### Aim of the task:
Report each line below that carries the word "title".

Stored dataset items
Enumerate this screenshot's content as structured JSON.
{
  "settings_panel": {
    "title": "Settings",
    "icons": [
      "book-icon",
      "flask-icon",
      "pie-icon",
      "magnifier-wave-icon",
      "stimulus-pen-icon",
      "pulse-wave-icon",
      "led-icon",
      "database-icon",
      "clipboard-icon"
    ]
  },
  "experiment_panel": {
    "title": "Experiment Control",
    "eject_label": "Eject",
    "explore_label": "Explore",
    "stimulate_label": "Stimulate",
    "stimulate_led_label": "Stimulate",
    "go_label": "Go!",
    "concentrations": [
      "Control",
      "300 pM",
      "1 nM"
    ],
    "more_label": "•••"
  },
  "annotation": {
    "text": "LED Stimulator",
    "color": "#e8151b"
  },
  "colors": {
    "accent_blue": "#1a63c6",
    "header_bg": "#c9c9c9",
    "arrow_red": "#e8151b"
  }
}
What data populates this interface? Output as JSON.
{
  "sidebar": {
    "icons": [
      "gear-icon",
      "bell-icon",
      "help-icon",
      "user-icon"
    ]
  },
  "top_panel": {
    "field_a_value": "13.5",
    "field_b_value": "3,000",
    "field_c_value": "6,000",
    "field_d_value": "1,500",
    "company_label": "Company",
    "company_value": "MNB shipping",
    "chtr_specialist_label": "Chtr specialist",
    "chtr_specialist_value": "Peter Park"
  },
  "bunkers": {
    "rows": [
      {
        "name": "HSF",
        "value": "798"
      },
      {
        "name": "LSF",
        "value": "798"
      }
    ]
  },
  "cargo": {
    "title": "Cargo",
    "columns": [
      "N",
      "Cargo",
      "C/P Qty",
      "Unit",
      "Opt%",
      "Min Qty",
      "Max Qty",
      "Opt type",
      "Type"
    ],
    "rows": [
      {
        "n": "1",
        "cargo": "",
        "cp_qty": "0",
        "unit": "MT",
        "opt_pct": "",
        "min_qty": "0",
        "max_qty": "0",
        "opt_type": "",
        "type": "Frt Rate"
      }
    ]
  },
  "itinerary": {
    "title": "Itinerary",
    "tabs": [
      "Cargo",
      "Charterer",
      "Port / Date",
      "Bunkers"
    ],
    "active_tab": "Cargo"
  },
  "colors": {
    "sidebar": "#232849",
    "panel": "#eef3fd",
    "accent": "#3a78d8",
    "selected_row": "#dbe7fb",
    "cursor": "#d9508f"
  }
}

### Solution below:
    "title": "Settings",
    "title": "Experiment Control",
    "title": "Cargo",
    "title": "Itinerary",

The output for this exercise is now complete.